Congrats, you are successfully running a ĐApp on the decentralized web! Now let’s make it do something interesting…

Fetching data on the distributed web

Ok, let’s add some functionality to our ĐApp. We’ll start by simply fetching a random xkcd comic and displaying it on a blank page. Simple enough right?
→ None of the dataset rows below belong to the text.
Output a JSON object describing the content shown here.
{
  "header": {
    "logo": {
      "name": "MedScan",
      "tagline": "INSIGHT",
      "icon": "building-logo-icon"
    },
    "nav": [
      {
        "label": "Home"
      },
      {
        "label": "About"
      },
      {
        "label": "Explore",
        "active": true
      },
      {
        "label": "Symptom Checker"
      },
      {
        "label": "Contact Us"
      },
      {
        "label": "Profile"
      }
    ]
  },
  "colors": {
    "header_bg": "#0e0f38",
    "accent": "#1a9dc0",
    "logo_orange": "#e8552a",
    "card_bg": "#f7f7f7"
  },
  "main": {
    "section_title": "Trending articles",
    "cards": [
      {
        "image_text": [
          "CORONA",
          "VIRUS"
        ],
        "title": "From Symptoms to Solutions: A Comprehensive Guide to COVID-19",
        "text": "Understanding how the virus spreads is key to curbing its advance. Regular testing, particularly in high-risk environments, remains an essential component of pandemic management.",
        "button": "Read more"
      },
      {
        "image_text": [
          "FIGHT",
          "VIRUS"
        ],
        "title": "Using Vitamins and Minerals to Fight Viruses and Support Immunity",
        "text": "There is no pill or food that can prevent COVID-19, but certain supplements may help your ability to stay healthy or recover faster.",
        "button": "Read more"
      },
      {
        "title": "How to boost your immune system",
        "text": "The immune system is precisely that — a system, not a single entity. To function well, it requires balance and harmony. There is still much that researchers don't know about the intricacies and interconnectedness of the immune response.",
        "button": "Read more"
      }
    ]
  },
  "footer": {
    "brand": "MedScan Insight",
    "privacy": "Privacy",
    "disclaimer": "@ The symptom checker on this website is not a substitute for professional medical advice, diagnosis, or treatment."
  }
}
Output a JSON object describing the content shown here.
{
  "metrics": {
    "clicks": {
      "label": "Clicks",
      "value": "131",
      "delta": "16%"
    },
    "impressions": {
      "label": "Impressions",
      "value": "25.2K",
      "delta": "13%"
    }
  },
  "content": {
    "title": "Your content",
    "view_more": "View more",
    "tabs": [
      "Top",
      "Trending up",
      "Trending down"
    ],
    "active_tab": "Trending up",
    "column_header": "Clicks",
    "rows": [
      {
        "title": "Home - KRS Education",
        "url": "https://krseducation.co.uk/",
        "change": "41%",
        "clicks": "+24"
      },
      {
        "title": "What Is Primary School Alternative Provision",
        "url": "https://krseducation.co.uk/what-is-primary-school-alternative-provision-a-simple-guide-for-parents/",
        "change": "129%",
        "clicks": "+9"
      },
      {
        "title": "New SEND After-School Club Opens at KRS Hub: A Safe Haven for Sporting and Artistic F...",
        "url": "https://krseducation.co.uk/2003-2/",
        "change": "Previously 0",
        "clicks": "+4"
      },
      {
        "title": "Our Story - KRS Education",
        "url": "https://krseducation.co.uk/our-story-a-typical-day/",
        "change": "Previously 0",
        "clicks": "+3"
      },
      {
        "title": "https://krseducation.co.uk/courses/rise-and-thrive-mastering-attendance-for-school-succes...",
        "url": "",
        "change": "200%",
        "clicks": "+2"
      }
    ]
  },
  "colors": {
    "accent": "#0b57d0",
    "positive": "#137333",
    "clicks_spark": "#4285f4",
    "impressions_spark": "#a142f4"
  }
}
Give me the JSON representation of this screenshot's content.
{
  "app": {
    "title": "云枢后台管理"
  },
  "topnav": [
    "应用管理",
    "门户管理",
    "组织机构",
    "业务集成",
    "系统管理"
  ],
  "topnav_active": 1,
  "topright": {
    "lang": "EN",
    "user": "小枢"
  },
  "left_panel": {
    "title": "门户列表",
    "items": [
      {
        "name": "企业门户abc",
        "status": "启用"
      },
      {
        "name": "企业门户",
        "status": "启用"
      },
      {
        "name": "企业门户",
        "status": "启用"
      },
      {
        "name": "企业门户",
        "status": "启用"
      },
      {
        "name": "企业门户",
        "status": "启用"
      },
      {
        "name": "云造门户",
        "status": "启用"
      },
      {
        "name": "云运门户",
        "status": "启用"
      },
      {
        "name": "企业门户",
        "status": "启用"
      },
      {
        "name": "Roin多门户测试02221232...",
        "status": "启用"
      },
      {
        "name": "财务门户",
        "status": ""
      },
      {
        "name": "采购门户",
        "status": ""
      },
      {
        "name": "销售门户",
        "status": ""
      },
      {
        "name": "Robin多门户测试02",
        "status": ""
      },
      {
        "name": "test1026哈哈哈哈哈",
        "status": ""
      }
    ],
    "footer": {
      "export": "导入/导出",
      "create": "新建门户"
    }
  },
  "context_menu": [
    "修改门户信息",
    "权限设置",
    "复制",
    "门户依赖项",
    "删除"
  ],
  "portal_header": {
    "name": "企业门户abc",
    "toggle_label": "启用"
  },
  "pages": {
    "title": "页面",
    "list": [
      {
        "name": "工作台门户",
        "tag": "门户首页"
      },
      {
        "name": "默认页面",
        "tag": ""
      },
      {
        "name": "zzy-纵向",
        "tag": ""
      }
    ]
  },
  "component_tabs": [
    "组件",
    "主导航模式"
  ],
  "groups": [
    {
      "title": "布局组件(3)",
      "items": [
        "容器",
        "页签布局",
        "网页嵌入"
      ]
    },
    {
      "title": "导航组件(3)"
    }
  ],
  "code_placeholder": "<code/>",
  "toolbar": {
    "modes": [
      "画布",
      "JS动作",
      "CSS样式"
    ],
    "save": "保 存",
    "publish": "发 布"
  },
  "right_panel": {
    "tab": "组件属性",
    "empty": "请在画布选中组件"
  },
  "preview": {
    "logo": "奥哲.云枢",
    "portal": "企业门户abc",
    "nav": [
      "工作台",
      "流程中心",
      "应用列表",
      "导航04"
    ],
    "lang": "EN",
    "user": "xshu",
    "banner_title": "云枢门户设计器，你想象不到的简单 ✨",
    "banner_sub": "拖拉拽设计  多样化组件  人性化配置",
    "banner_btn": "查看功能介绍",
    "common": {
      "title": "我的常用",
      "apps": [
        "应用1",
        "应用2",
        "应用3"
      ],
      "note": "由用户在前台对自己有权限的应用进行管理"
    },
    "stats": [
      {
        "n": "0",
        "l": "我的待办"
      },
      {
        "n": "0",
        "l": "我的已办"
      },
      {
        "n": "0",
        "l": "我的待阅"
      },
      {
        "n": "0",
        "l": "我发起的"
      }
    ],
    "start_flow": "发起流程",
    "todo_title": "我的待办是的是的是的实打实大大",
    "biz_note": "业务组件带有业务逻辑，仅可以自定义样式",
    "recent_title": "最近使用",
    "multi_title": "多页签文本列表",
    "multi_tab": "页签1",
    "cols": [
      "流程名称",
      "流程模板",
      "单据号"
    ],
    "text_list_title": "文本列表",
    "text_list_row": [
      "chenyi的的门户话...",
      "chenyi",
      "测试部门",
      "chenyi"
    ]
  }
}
First, rather than yarn starting our app, let’s yarn watch it so that any changes we make to the JavaScript will automatically be reflected when we refresh our browser window.

Now, you can go ahead and modify the setup function in src/main.js with the following code:

There’s a lot to parse there, but basically what is happening is:

  • Lines 3 & 5 are defining which random comic to fetch (from our archive)
  • Lines 8 & 10 are initializing an IPFS peer node, and connecting to a peer known to be pinning the xkcd archive (this second step isn’t always required, but I added it here to help bootstrap the ĐApp)
  • Line 14 is really the IPFS ‘magic’…it is fetching the files at the given CID and returning a promise, which we await and then do some work with in lines 15 to 27…
  • Lines 15 & 16 simply loop through the binary objects returned from the previous step, and look for the actual png image
  • Lines 18 & 20 convert the binary image data to a base64 encode string
  • And finally, lines 22 through 27 create an image element and add it to the ‘main’ div for display.

Done!

Cleaning things up

From here, any additional changes are simply to make the ĐApp look and feel more like the original xkcd comic webpage.

I won’t go into the details in this post, but you can take a look in the xkcd-dapp-demo repo for the full code example. There, I’ve added the nav buttons and styling from the xkcd website, along with some links to proper attribution, license information, and other goodies. We even have the fun hover comments! It’s almost all vanilla ES6 JavaScript, and I take good advantage of async/await patterns to make the code nice and readable.

So as you can see, it is relatively easy to get started making ĐApps on IPFS. Our xkcd ĐApp works best when run a) locally (via yarn start for example), and b) with the IPFS Companion browser extension enabled. If you want, you can actually fire up a local IPFS daemon, and run ipfs add -r dist/, to add the whole ĐApp to IPFS. Now, you can test it through your local IPFS gateway: http://localhost:5001/ipfs/Qm{hash}/(if your code isn’t identical to mine, your CID hash might differ, use the one output from the above ipfs add command).

Wrapping up

We hope that our template will provide a quick and easy means to bootstrap additional ĐApps, and that the community of IPFS-based ĐApps will continue to grow. At Textile, we’d really like to support a community of ĐApps around IPFS, so if you decide to use our template, let us know, and we’d be happy to add a link to our template repo. We’ll also keep an eye out for forks and try to promote them as best we can.

We hope you enjoyed our quick introduction to ĐApps on IPFS. If you enjoyed this, come check us out and learn more about what we’re up to. While you’re at it, jump on the Textile Photos waitlist to request early access to a whole new way to control your photos, that also runs on IPFS and the permanent web.